Q. Is it really better for patients to be treated in their own home?

A. By and large it is better for patients to be treated at home unless there is no alternative, in which case having them in hospital for a shorter period of time would be the appropriate option. But by and large we are encouraged to discharge patients to their own home as quickly and effectively as possible and we will continue to do that.

Q. Why can't Berwick have a full A&E?

A. The issue of an A&E, I think, was resolved many years ago that the number of patients required and the experience of the individuals needed to deliver that care are such that it is simply not possible, it is not safe to deliver traditional A&E services in anything other than a relatively small number of sites within a particular region. We have seen this increasingly across the world, not just in A&E but also in the deliver of a whole range of specific services: cardiological services, cancer services, stroke services. It is entirely appropriate that these specialist services are protected and resourced adequately to ensure that the healthiest possible benefits for the population are delivered.

Q. Will there be enough ambulances?

A. We will continue to work very closely with the local ambulance service. With regards to access to care, it is clear that the sooner we can get patients to the appropriate medical and surgical care, that is what is of primary importance. There are already existing arrangement that if patients should be transferred elsewhere then the ambulance service would make that particular decision on receipt or on arrival at that particular patient's house.

Q. We're very remote and not everyone has a car - how will we get to other sites?

A. There has been a long-standing arrangement to transfer patients and relatives from Berwick to other sites within our organisation. That will continue; please call the infirmary and we will organise transport for you. We will also increasingly be working with the people of Berwick and the region to try to ensure that unnecessary hospital appointments or clinic visits are not taking place and if we can perform clinics in the area, either in person with a consultant or nurse specialist or in a virtual clinic then we will continue to develop those facilities.

Q. Will the new hospital have a GP practice on site?

A. The ambition is still to host a General Practice on site as part of the overall development. There are strong advantages to be gained within healthcare for having a General Practice linked directly to a hospital and we are very keen to continue to explore that particular option.

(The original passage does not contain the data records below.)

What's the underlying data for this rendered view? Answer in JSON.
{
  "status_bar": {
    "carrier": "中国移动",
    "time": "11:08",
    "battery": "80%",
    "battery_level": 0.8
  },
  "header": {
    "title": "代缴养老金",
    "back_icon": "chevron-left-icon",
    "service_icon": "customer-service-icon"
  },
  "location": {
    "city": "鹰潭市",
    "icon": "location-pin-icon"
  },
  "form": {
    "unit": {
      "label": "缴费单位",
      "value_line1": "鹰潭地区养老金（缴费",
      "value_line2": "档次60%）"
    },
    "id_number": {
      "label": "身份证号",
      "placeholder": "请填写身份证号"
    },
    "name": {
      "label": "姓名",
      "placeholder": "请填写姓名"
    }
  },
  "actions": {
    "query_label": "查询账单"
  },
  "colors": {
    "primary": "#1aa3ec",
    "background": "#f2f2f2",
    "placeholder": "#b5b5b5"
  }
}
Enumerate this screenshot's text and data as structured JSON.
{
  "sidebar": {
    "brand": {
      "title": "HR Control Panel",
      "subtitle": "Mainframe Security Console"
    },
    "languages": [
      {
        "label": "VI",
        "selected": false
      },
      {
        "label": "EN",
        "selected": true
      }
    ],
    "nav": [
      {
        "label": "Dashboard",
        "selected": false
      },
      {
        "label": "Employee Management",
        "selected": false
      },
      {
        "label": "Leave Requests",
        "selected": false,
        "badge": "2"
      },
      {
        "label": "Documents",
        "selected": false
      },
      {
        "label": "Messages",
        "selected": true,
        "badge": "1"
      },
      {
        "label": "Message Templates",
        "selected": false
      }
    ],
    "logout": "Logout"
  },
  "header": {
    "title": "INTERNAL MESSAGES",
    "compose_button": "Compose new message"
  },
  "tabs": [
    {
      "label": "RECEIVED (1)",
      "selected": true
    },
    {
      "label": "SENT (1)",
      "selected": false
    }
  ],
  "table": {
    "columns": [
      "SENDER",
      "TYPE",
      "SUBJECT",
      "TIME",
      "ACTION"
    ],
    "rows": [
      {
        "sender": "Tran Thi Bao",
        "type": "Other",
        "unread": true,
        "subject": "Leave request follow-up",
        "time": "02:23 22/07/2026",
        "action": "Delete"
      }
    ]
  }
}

Still have questions?

Come to a drop-in session at the Swan Centre on Thursday, September 27 from 10am to 1pm. NHS and council staff will be on hand to answer questions and hear your views.